In Part 2, we take a look at how a major online retailer uses interactive content to sell billions of dollars of merchandise every year. But first, let’s take a look at a typical online shopping excursion.
Buyers don’t always know exactly what it is they want. And, even when they do, they’re usually looking for a good deal. That’s why most online shopping trips start at the search bar on Google.
The Buyer’s Online Journey – Shopping For A Printer
Even if you have a favorite brand of printer, you likely have a number of questions you want an answer to before you buy:
– Should I buy a black and white or a color printer?
– How much am I going to have to spend for a decent quality printer?
– How many pages per minute should a good printer produce?
– Which are the best brands? Does HP still make good printers?
– Is noise still an issue? How do they rate a printer’s level of noise?
– Should I buy a wireless model?
These are typical questions the average buyer wants an answer to before they buy a printer. No one likes finding out the hard way they could have made a better purchase. That’s why buyers do product research and why they put a lot of faith in online product reviews before they hit the add to cart button.
How A Major Retailer Uses Interactive Content
Amazon has been around since 1994 and they sell billions of dollars of merchandise every year. So let’s take a look at how they use interactive content.
If you look at any product page on Amazon you will see that at least one-third of the page is filled with customer reviews and questions and answers. Amazon doesn’t create that content – their buyers do. That’s important because people trust it.
How do they do this? They actively solicit reviews from buyers via email after each purchase. Reviews are rejected if Amazon suspects collusion and they have recently sued thousands for posting fake reviews. That’s how important reviews are to their business model. Amazon also solicits answers to questions in the same way.
Steps In Online Shopping
If you’re like me, you read product descriptions and then you scroll down to the comments and review section. I start with the most recent and most critical reviews and then I take a look at three-star (and less) reviews. As I read reviews, I decide whether they appear to be legit or whether they’re posted by uninformed buyers with unrealistic expectations.
Note that Amazon doesn’t suggest that we do this. We do this on our own. We’re curious and engaged and we want to make an intelligent decision. We like that Amazon doesn’t delete bad reviews.
If we find enough reviews that scare us off that product, we look at an alternative product and start the process all over again, until we find a product we’re willing to buy.
Interactive Content – Conclusion
Comments and reviews are first-generation interactive content that has proven to be very effective. They are a natural extension to the online search people do to learn about a product before they buy. Shoppers now trust reviews more than other sources.
The fact that people put a lot of effort into learning about a product before they buy presents a great opportunity for businesses to attract new clients. That’s why it’s a good idea to answer any questions buyers might have about your products in blog posts on your site. Good content will bring a constant flow of traffic.

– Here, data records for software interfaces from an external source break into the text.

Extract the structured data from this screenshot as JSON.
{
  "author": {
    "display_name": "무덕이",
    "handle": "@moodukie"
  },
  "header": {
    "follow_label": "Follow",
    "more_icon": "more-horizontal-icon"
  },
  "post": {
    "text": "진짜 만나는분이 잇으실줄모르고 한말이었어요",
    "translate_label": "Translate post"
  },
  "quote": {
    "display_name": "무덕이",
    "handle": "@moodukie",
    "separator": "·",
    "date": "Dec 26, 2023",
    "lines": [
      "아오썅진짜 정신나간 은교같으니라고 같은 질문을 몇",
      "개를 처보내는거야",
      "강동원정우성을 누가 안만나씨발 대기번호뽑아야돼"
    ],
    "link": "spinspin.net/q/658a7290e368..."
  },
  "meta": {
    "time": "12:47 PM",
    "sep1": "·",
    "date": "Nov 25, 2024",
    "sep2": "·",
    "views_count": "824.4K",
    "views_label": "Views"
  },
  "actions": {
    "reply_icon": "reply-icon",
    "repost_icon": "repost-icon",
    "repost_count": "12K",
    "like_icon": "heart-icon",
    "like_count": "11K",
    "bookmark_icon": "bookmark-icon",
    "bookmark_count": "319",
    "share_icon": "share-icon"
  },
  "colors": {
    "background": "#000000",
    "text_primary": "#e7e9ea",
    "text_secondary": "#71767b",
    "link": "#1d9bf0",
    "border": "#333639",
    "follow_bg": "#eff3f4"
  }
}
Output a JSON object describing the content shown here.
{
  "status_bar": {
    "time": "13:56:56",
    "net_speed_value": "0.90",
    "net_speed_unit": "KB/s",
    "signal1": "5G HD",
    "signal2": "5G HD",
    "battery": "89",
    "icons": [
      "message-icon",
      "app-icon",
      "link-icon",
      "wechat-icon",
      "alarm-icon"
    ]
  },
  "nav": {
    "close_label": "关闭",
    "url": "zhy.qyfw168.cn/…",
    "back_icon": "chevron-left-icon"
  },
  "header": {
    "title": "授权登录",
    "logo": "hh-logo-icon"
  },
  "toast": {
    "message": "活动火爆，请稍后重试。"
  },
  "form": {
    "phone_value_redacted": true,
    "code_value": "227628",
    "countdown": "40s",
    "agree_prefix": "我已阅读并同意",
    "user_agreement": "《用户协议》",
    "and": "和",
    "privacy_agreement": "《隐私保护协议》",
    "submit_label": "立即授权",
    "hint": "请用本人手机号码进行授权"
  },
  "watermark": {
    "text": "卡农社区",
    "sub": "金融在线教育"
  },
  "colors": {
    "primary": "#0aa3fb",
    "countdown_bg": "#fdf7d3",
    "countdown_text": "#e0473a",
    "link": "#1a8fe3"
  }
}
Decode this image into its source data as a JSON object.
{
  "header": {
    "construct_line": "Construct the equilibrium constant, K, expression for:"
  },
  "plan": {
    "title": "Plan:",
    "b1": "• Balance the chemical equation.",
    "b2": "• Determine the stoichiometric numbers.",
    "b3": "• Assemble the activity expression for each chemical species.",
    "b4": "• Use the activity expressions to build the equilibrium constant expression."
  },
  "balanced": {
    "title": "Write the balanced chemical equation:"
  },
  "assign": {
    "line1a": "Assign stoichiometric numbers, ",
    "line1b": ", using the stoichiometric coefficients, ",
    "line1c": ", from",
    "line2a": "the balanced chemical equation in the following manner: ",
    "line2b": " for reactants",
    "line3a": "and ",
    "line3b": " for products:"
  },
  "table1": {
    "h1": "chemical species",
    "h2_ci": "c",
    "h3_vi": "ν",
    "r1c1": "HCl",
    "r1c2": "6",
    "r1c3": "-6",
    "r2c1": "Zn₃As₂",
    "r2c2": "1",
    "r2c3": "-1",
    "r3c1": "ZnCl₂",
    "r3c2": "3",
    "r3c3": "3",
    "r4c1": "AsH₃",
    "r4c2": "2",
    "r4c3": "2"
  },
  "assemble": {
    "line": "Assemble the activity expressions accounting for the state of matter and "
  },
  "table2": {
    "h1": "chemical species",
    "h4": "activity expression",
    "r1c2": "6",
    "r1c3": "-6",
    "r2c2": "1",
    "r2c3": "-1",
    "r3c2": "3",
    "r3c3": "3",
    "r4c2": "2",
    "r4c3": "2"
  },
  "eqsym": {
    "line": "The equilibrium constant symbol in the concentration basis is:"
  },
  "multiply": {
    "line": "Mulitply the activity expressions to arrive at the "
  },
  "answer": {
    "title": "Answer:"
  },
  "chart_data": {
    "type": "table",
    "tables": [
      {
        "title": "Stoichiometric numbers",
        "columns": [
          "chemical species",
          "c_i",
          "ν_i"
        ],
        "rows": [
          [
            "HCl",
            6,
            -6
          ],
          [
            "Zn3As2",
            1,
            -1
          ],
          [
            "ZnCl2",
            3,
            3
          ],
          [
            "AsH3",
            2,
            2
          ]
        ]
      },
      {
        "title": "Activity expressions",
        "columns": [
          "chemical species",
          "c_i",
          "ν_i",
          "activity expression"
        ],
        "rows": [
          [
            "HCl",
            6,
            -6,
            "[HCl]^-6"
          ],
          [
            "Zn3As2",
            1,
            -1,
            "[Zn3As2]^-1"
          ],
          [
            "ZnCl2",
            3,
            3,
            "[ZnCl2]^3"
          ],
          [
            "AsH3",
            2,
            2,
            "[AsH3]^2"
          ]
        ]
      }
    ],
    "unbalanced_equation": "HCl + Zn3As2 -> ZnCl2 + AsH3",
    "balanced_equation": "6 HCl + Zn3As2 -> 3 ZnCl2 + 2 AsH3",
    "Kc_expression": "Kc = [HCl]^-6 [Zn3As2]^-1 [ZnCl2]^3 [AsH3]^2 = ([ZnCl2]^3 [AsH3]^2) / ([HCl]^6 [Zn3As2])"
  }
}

Each new blog entry creates a new way to be found online through user search. By writing about topics your customers are searching for, you attract new buyers for your products.
What’s your experience? Do you trust product reviews?